Current seniors will remember March 24, 2005 as one of the most bizarre days in their time at the University. As graduate student instructors picketed during a one-day walkout called by their union, the Graduate Employees’ Organization, students and faculty found themselves divided over whether to join the lines, cross them and go to class or – as some did – taunt the picketing GSIs. Many, if not most, of GEO’s demands at the time were reasonable – as is the case in its current negotiations with the University. However, there are two sides to this issue. If the University and GEO want to ensure that the current negotiations prove beneficial and feasible for both sides, they must take a more flexible and individualized approach to salaries.
For GEO to ask the University for more money might at first seem absurd. Graduate student instructors are granted many benefits that would make undergraduates drool. As they work toward a prestigious degree from a top university, GSIs receive compensation for their entire tuition plus an annual stipend of more than $15,000 for only about 20 hours of work per week.
That’s not a bad deal for a lot of GSIs, but that doesn’t mean it’s good for everyone. Trying to support a family with that sum is a laughable notion. Likewise, while a free education might appreciate in value over time, that isn’t really consolation today for, you know, food. GSIs face other problems that scoffing undergrads may not consider. They are paid only for nine months and have to find other options during the summer. GSIs with young children must overcome the lack of adequate childcare services and overall difficulty of being both a parent and a student.

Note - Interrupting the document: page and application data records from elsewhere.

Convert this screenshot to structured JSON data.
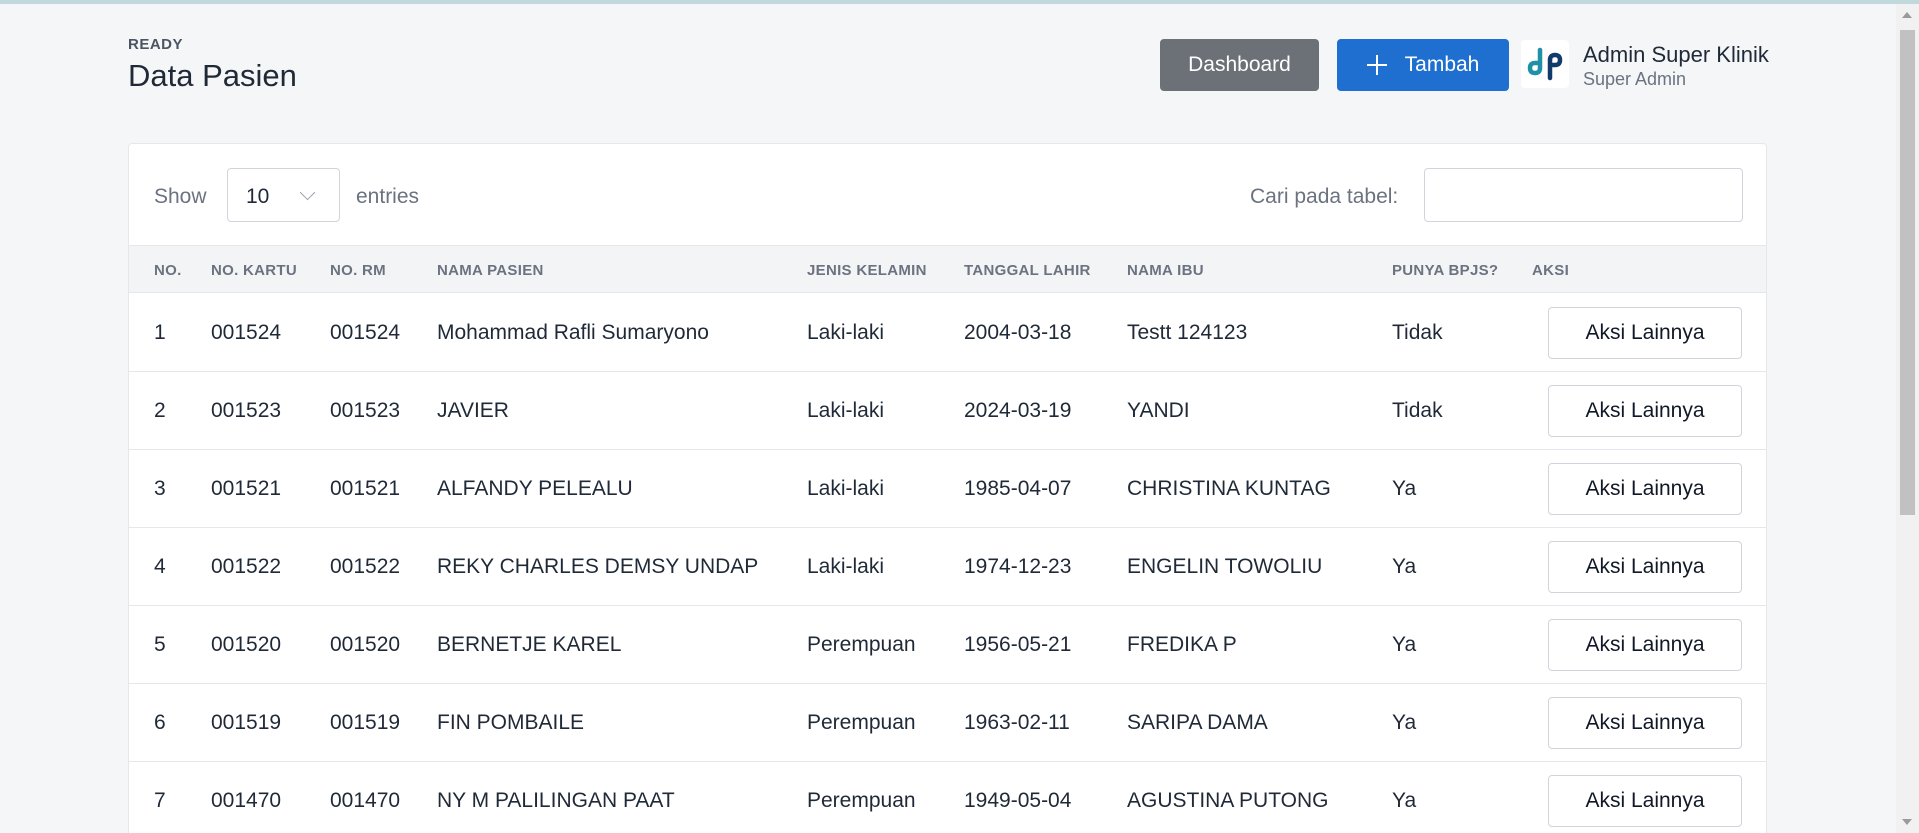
{
  "header": {
    "status": "READY",
    "title": "Data Pasien",
    "dashboard_label": "Dashboard",
    "add_label": "Tambah",
    "user_name": "Admin Super Klinik",
    "user_role": "Super Admin"
  },
  "table_controls": {
    "show_label": "Show",
    "page_length": "10",
    "entries_label": "entries",
    "search_label": "Cari pada tabel:",
    "search_value": ""
  },
  "columns": [
    "NO.",
    "NO. KARTU",
    "NO. RM",
    "NAMA PASIEN",
    "JENIS KELAMIN",
    "TANGGAL LAHIR",
    "NAMA IBU",
    "PUNYA BPJS?",
    "AKSI"
  ],
  "rows": [
    {
      "no": "1",
      "kartu": "001524",
      "rm": "001524",
      "nama": "Mohammad Rafli Sumaryono",
      "jk": "Laki-laki",
      "lahir": "2004-03-18",
      "ibu": "Testt 124123",
      "bpjs": "Tidak",
      "aksi": "Aksi Lainnya"
    },
    {
      "no": "2",
      "kartu": "001523",
      "rm": "001523",
      "nama": "JAVIER",
      "jk": "Laki-laki",
      "lahir": "2024-03-19",
      "ibu": "YANDI",
      "bpjs": "Tidak",
      "aksi": "Aksi Lainnya"
    },
    {
      "no": "3",
      "kartu": "001521",
      "rm": "001521",
      "nama": "ALFANDY PELEALU",
      "jk": "Laki-laki",
      "lahir": "1985-04-07",
      "ibu": "CHRISTINA KUNTAG",
      "bpjs": "Ya",
      "aksi": "Aksi Lainnya"
    },
    {
      "no": "4",
      "kartu": "001522",
      "rm": "001522",
      "nama": "REKY CHARLES DEMSY UNDAP",
      "jk": "Laki-laki",
      "lahir": "1974-12-23",
      "ibu": "ENGELIN TOWOLIU",
      "bpjs": "Ya",
      "aksi": "Aksi Lainnya"
    },
    {
      "no": "5",
      "kartu": "001520",
      "rm": "001520",
      "nama": "BERNETJE KAREL",
      "jk": "Perempuan",
      "lahir": "1956-05-21",
      "ibu": "FREDIKA P",
      "bpjs": "Ya",
      "aksi": "Aksi Lainnya"
    },
    {
      "no": "6",
      "kartu": "001519",
      "rm": "001519",
      "nama": "FIN POMBAILE",
      "jk": "Perempuan",
      "lahir": "1963-02-11",
      "ibu": "SARIPA DAMA",
      "bpjs": "Ya",
      "aksi": "Aksi Lainnya"
    },
    {
      "no": "7",
      "kartu": "001470",
      "rm": "001470",
      "nama": "NY M PALILINGAN PAAT",
      "jk": "Perempuan",
      "lahir": "1949-05-04",
      "ibu": "AGUSTINA PUTONG",
      "bpjs": "Ya",
      "aksi": "Aksi Lainnya"
    }
  ],
  "colors": {
    "primary": "#1f6fd0",
    "secondary": "#6b7177",
    "logo_teal": "#1e90a8",
    "logo_navy": "#123a6b"
  }
}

Despite these real concerns, it’s difficult to completely side with GEO. The University itself faces debilitating cuts in state funding every year and has had to raise tuition regularly in recent years. In the interest of minimizing further tuition hikes, keeping down class sizes and maintaining a high standard of education, the University will have the sympathy of many people on campus if it throws its hands up at GEO’s latest demands. But that’s not a solution.
In demanding a 9 percent raise this year for all GSIs, GEO is apparently blind to the fact that many of its members are well enough off without that raise. In countering thus far with an offer of a 3 percent raise, the University is ignoring the fact that some GSIs truly need more than that based on extenuating personal circumstances.
In a perfect world, GEO’s demands would be met, but with a reality of state funding cuts and tight belts, the University cannot provide a 9 percent increase across the board. An individualized system of need assessment, similar to financial aid, is perhaps the most reasonable amelioration the University can offer in response to GEO’s financial demands. Other demands – such as adequate child care and health benefits, and parental leave – must, of course, be met right away.
A comprehensive solution to this issue of compensation must, however, go beyond even that. It is the University’s purported desire to build the best intellectual environment possible. Toward that end, a reassessment of compensation for instructors at all levels is long overdue. While tenured, research-happy professors may truly deserve that six-figure salary, it is simply not right that many lecturers who devote just as much time and are just as vital for students are compensated so poorly (and often on a nine-month calendar).
The University obviously does have to pay its all-star professors in order to keep their eyes from wandering, but it must also consider that excellent lecturers and GSIs are often more important to students. Students may scoff at GEO’s current financial demands, especially because they could raise tuition, but we’d be much more open to a broader solution that more fairly compensates all of our instructors. That is a goal worth spending money on.